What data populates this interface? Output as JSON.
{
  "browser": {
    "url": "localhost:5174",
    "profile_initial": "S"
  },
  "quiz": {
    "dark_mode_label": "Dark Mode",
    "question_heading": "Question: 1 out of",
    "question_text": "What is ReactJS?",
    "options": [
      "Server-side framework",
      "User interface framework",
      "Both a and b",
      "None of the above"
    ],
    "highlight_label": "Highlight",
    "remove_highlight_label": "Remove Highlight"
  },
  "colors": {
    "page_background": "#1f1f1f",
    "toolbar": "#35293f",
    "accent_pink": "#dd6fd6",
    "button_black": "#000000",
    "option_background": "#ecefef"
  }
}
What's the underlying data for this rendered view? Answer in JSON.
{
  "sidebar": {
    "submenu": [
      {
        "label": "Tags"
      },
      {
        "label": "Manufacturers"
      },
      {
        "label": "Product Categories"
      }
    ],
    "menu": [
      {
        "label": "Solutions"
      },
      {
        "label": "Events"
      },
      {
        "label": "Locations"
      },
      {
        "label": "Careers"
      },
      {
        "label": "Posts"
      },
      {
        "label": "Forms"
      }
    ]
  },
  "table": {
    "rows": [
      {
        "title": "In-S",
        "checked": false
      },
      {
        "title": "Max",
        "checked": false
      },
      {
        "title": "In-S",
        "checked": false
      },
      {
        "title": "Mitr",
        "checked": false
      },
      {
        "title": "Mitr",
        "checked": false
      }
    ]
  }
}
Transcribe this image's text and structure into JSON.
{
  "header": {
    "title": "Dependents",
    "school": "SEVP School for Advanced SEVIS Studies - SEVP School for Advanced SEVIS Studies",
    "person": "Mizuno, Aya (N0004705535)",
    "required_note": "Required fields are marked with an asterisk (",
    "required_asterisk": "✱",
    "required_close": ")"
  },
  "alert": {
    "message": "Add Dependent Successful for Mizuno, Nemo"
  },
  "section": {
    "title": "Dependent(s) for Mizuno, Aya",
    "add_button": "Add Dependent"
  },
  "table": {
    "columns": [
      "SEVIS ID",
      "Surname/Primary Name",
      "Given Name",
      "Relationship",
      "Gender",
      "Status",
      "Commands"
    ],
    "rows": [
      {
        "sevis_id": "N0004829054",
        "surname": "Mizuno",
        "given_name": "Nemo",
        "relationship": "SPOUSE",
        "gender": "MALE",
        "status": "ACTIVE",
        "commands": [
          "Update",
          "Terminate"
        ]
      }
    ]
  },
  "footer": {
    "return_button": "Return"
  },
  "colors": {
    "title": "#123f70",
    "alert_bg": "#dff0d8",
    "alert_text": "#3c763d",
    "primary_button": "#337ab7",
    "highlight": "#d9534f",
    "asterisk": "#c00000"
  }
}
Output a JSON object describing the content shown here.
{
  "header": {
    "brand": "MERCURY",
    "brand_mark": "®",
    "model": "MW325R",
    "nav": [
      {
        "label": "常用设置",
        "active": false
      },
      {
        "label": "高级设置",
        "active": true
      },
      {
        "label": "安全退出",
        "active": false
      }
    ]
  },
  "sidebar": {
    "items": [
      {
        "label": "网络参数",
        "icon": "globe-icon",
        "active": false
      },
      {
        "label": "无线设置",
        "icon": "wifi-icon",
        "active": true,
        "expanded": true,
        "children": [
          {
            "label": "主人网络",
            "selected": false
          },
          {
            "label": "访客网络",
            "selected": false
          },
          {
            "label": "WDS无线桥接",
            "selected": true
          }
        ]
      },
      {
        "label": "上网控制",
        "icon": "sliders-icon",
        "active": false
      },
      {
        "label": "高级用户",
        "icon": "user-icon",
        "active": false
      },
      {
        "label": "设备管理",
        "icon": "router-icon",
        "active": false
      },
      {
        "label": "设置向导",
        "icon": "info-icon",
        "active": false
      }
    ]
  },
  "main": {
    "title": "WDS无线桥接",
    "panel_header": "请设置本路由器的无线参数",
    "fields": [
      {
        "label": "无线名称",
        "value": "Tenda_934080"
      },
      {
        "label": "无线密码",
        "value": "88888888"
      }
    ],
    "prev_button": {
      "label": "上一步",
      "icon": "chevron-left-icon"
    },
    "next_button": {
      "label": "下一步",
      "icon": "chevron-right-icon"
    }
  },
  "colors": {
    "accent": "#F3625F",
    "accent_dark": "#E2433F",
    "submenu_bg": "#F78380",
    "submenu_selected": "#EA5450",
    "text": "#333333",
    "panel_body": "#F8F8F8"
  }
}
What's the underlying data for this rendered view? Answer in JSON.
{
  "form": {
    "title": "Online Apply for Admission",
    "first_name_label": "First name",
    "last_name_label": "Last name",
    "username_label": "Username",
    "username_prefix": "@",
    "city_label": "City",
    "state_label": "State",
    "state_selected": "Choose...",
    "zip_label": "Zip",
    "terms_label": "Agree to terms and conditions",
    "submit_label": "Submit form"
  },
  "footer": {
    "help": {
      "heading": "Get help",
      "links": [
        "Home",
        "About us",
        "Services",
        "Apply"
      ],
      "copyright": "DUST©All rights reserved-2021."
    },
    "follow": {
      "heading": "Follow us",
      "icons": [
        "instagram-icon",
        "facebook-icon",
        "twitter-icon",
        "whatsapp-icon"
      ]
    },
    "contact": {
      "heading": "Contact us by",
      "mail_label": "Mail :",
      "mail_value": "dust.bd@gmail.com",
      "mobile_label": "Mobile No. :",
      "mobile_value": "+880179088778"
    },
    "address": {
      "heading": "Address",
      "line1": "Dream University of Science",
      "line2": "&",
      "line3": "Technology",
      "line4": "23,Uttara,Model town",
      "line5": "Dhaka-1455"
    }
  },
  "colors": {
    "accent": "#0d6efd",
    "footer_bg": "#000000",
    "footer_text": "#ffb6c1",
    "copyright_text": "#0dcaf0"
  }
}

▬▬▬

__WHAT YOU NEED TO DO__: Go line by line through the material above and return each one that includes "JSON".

__ANSWER BELOW__:
What data populates this interface? Output as JSON.
What's the underlying data for this rendered view? Answer in JSON.
Transcribe this image's text and structure into JSON.
Output a JSON object describing the content shown here.
What's the underlying data for this rendered view? Answer in JSON.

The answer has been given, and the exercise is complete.